* _What you will do_: An exact copy of the listing is what is needed; please output it in full.

* _Exercise material_:

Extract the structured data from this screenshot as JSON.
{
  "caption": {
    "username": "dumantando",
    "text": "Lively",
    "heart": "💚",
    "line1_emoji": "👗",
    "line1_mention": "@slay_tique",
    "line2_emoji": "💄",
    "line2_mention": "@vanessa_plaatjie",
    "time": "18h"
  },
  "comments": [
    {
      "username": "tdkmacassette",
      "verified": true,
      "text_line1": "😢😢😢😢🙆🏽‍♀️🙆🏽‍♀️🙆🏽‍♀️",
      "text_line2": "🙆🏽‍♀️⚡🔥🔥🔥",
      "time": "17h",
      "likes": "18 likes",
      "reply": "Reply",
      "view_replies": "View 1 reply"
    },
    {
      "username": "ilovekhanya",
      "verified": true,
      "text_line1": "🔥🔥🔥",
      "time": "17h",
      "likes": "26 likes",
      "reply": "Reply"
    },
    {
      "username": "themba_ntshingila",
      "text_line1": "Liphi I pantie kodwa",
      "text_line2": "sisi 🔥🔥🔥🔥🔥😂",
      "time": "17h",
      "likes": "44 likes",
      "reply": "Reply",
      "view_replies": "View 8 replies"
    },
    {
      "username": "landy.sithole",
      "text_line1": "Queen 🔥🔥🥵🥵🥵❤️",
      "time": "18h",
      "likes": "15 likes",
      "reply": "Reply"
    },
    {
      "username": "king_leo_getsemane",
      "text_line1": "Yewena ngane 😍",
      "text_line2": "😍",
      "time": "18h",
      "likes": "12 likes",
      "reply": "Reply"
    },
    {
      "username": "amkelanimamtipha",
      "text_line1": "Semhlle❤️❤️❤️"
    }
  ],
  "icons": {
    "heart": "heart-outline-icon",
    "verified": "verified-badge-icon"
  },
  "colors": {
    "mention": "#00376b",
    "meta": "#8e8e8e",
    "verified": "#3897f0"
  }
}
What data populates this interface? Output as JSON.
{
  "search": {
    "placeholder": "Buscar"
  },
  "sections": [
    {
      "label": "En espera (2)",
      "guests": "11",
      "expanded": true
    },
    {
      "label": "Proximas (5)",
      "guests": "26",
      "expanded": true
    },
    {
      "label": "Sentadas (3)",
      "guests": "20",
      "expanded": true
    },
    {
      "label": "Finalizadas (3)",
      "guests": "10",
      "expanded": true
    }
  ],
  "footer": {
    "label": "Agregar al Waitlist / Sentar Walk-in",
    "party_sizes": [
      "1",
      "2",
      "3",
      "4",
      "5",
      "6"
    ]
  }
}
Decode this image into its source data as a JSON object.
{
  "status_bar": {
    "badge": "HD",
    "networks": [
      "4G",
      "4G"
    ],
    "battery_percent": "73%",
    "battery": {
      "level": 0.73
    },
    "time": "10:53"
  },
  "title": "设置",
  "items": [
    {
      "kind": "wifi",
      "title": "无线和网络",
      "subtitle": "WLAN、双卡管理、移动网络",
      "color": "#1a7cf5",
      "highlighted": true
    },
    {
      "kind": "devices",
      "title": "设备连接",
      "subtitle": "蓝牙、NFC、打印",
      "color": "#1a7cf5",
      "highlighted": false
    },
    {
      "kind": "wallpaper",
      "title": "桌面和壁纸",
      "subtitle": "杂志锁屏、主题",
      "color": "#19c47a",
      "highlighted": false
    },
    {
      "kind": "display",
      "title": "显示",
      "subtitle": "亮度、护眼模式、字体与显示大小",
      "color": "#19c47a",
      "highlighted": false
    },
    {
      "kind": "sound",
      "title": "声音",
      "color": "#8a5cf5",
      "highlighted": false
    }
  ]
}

* _Written solution_:
Extract the structured data from this screenshot as JSON.
{
  "caption": {
    "username": "dumantando",
    "text": "Lively",
    "heart": "💚",
    "line1_emoji": "👗",
    "line1_mention": "@slay_tique",
    "line2_emoji": "💄",
    "line2_mention": "@vanessa_plaatjie",
    "time": "18h"
  },
  "comments": [
    {
      "username": "tdkmacassette",
      "verified": true,
      "text_line1": "😢😢😢😢🙆🏽‍♀️🙆🏽‍♀️🙆🏽‍♀️",
      "text_line2": "🙆🏽‍♀️⚡🔥🔥🔥",
      "time": "17h",
      "likes": "18 likes",
      "reply": "Reply",
      "view_replies": "View 1 reply"
    },
    {
      "username": "ilovekhanya",
      "verified": true,
      "text_line1": "🔥🔥🔥",
      "time": "17h",
      "likes": "26 likes",
      "reply": "Reply"
    },
    {
      "username": "themba_ntshingila",
      "text_line1": "Liphi I pantie kodwa",
      "text_line2": "sisi 🔥🔥🔥🔥🔥😂",
      "time": "17h",
      "likes": "44 likes",
      "reply": "Reply",
      "view_replies": "View 8 replies"
    },
    {
      "username": "landy.sithole",
      "text_line1": "Queen 🔥🔥🥵🥵🥵❤️",
      "time": "18h",
      "likes": "15 likes",
      "reply": "Reply"
    },
    {
      "username": "king_leo_getsemane",
      "text_line1": "Yewena ngane 😍",
      "text_line2": "😍",
      "time": "18h",
      "likes": "12 likes",
      "reply": "Reply"
    },
    {
      "username": "amkelanimamtipha",
      "text_line1": "Semhlle❤️❤️❤️"
    }
  ],
  "icons": {
    "heart": "heart-outline-icon",
    "verified": "verified-badge-icon"
  },
  "colors": {
    "mention": "#00376b",
    "meta": "#8e8e8e",
    "verified": "#3897f0"
  }
}
What data populates this interface? Output as JSON.
{
  "search": {
    "placeholder": "Buscar"
  },
  "sections": [
    {
      "label": "En espera (2)",
      "guests": "11",
      "expanded": true
    },
    {
      "label": "Proximas (5)",
      "guests": "26",
      "expanded": true
    },
    {
      "label": "Sentadas (3)",
      "guests": "20",
      "expanded": true
    },
    {
      "label": "Finalizadas (3)",
      "guests": "10",
      "expanded": true
    }
  ],
  "footer": {
    "label": "Agregar al Waitlist / Sentar Walk-in",
    "party_sizes": [
      "1",
      "2",
      "3",
      "4",
      "5",
      "6"
    ]
  }
}
Decode this image into its source data as a JSON object.
{
  "status_bar": {
    "badge": "HD",
    "networks": [
      "4G",
      "4G"
    ],
    "battery_percent": "73%",
    "battery": {
      "level": 0.73
    },
    "time": "10:53"
  },
  "title": "设置",
  "items": [
    {
      "kind": "wifi",
      "title": "无线和网络",
      "subtitle": "WLAN、双卡管理、移动网络",
      "color": "#1a7cf5",
      "highlighted": true
    },
    {
      "kind": "devices",
      "title": "设备连接",
      "subtitle": "蓝牙、NFC、打印",
      "color": "#1a7cf5",
      "highlighted": false
    },
    {
      "kind": "wallpaper",
      "title": "桌面和壁纸",
      "subtitle": "杂志锁屏、主题",
      "color": "#19c47a",
      "highlighted": false
    },
    {
      "kind": "display",
      "title": "显示",
      "subtitle": "亮度、护眼模式、字体与显示大小",
      "color": "#19c47a",
      "highlighted": false
    },
    {
      "kind": "sound",
      "title": "声音",
      "color": "#8a5cf5",
      "highlighted": false
    }
  ]
}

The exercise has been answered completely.